Dataset entries below:
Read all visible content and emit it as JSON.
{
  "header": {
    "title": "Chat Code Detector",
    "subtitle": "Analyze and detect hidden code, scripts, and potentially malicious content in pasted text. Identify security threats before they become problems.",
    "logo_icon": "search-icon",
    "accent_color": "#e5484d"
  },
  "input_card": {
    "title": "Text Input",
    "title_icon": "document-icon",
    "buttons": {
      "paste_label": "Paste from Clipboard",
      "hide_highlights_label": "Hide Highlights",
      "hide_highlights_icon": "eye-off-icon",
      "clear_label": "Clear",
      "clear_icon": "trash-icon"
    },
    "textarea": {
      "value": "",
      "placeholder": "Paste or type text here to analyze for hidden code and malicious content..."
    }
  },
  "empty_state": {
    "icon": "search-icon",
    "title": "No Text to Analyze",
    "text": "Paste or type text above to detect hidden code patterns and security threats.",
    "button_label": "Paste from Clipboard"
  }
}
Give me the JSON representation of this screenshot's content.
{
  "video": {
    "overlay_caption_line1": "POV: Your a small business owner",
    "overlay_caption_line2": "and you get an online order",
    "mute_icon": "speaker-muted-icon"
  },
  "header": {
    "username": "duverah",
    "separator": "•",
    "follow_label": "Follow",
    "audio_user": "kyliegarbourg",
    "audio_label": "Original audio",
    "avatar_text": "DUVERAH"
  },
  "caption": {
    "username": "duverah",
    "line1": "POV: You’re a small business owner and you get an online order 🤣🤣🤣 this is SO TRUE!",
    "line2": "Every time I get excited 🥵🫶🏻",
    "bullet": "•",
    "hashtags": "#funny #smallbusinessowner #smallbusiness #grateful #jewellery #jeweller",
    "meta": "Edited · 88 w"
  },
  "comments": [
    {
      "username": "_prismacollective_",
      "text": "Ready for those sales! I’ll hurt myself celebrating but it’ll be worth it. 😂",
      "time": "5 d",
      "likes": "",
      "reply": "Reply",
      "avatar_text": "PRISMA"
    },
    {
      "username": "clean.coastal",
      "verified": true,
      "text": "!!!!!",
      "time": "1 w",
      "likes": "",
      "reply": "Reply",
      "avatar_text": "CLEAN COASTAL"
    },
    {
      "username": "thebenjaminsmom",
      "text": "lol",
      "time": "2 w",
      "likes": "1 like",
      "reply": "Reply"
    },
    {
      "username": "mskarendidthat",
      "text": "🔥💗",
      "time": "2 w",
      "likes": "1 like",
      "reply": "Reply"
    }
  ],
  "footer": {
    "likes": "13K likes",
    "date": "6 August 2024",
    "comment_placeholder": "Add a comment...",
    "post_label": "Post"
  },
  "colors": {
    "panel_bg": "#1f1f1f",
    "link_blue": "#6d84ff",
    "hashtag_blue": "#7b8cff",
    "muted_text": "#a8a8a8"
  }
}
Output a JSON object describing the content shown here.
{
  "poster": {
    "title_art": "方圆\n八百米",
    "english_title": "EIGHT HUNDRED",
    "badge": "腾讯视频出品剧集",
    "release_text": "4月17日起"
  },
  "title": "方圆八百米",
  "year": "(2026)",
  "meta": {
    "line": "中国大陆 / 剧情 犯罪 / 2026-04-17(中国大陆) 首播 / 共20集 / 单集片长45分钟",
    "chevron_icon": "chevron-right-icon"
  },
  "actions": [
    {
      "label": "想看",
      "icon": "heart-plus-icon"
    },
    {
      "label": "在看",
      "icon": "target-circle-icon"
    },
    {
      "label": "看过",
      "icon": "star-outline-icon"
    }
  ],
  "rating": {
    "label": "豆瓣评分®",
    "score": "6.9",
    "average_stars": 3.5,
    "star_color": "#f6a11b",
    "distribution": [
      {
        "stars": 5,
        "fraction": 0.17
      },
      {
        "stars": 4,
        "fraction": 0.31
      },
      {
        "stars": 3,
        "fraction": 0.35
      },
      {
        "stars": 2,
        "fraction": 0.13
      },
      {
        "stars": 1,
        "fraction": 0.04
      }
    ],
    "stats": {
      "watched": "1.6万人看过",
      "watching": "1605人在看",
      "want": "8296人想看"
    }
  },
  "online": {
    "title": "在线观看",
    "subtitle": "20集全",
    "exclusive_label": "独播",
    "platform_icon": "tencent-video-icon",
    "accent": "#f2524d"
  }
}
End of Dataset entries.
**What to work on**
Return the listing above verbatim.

**Response to the task**
Read all visible content and emit it as JSON.
{
  "header": {
    "title": "Chat Code Detector",
    "subtitle": "Analyze and detect hidden code, scripts, and potentially malicious content in pasted text. Identify security threats before they become problems.",
    "logo_icon": "search-icon",
    "accent_color": "#e5484d"
  },
  "input_card": {
    "title": "Text Input",
    "title_icon": "document-icon",
    "buttons": {
      "paste_label": "Paste from Clipboard",
      "hide_highlights_label": "Hide Highlights",
      "hide_highlights_icon": "eye-off-icon",
      "clear_label": "Clear",
      "clear_icon": "trash-icon"
    },
    "textarea": {
      "value": "",
      "placeholder": "Paste or type text here to analyze for hidden code and malicious content..."
    }
  },
  "empty_state": {
    "icon": "search-icon",
    "title": "No Text to Analyze",
    "text": "Paste or type text above to detect hidden code patterns and security threats.",
    "button_label": "Paste from Clipboard"
  }
}
Give me the JSON representation of this screenshot's content.
{
  "video": {
    "overlay_caption_line1": "POV: Your a small business owner",
    "overlay_caption_line2": "and you get an online order",
    "mute_icon": "speaker-muted-icon"
  },
  "header": {
    "username": "duverah",
    "separator": "•",
    "follow_label": "Follow",
    "audio_user": "kyliegarbourg",
    "audio_label": "Original audio",
    "avatar_text": "DUVERAH"
  },
  "caption": {
    "username": "duverah",
    "line1": "POV: You’re a small business owner and you get an online order 🤣🤣🤣 this is SO TRUE!",
    "line2": "Every time I get excited 🥵🫶🏻",
    "bullet": "•",
    "hashtags": "#funny #smallbusinessowner #smallbusiness #grateful #jewellery #jeweller",
    "meta": "Edited · 88 w"
  },
  "comments": [
    {
      "username": "_prismacollective_",
      "text": "Ready for those sales! I’ll hurt myself celebrating but it’ll be worth it. 😂",
      "time": "5 d",
      "likes": "",
      "reply": "Reply",
      "avatar_text": "PRISMA"
    },
    {
      "username": "clean.coastal",
      "verified": true,
      "text": "!!!!!",
      "time": "1 w",
      "likes": "",
      "reply": "Reply",
      "avatar_text": "CLEAN COASTAL"
    },
    {
      "username": "thebenjaminsmom",
      "text": "lol",
      "time": "2 w",
      "likes": "1 like",
      "reply": "Reply"
    },
    {
      "username": "mskarendidthat",
      "text": "🔥💗",
      "time": "2 w",
      "likes": "1 like",
      "reply": "Reply"
    }
  ],
  "footer": {
    "likes": "13K likes",
    "date": "6 August 2024",
    "comment_placeholder": "Add a comment...",
    "post_label": "Post"
  },
  "colors": {
    "panel_bg": "#1f1f1f",
    "link_blue": "#6d84ff",
    "hashtag_blue": "#7b8cff",
    "muted_text": "#a8a8a8"
  }
}
Output a JSON object describing the content shown here.
{
  "poster": {
    "title_art": "方圆\n八百米",
    "english_title": "EIGHT HUNDRED",
    "badge": "腾讯视频出品剧集",
    "release_text": "4月17日起"
  },
  "title": "方圆八百米",
  "year": "(2026)",
  "meta": {
    "line": "中国大陆 / 剧情 犯罪 / 2026-04-17(中国大陆) 首播 / 共20集 / 单集片长45分钟",
    "chevron_icon": "chevron-right-icon"
  },
  "actions": [
    {
      "label": "想看",
      "icon": "heart-plus-icon"
    },
    {
      "label": "在看",
      "icon": "target-circle-icon"
    },
    {
      "label": "看过",
      "icon": "star-outline-icon"
    }
  ],
  "rating": {
    "label": "豆瓣评分®",
    "score": "6.9",
    "average_stars": 3.5,
    "star_color": "#f6a11b",
    "distribution": [
      {
        "stars": 5,
        "fraction": 0.17
      },
      {
        "stars": 4,
        "fraction": 0.31
      },
      {
        "stars": 3,
        "fraction": 0.35
      },
      {
        "stars": 2,
        "fraction": 0.13
      },
      {
        "stars": 1,
        "fraction": 0.04
      }
    ],
    "stats": {
      "watched": "1.6万人看过",
      "watching": "1605人在看",
      "want": "8296人想看"
    }
  },
  "online": {
    "title": "在线观看",
    "subtitle": "20集全",
    "exclusive_label": "独播",
    "platform_icon": "tencent-video-icon",
    "accent": "#f2524d"
  }
}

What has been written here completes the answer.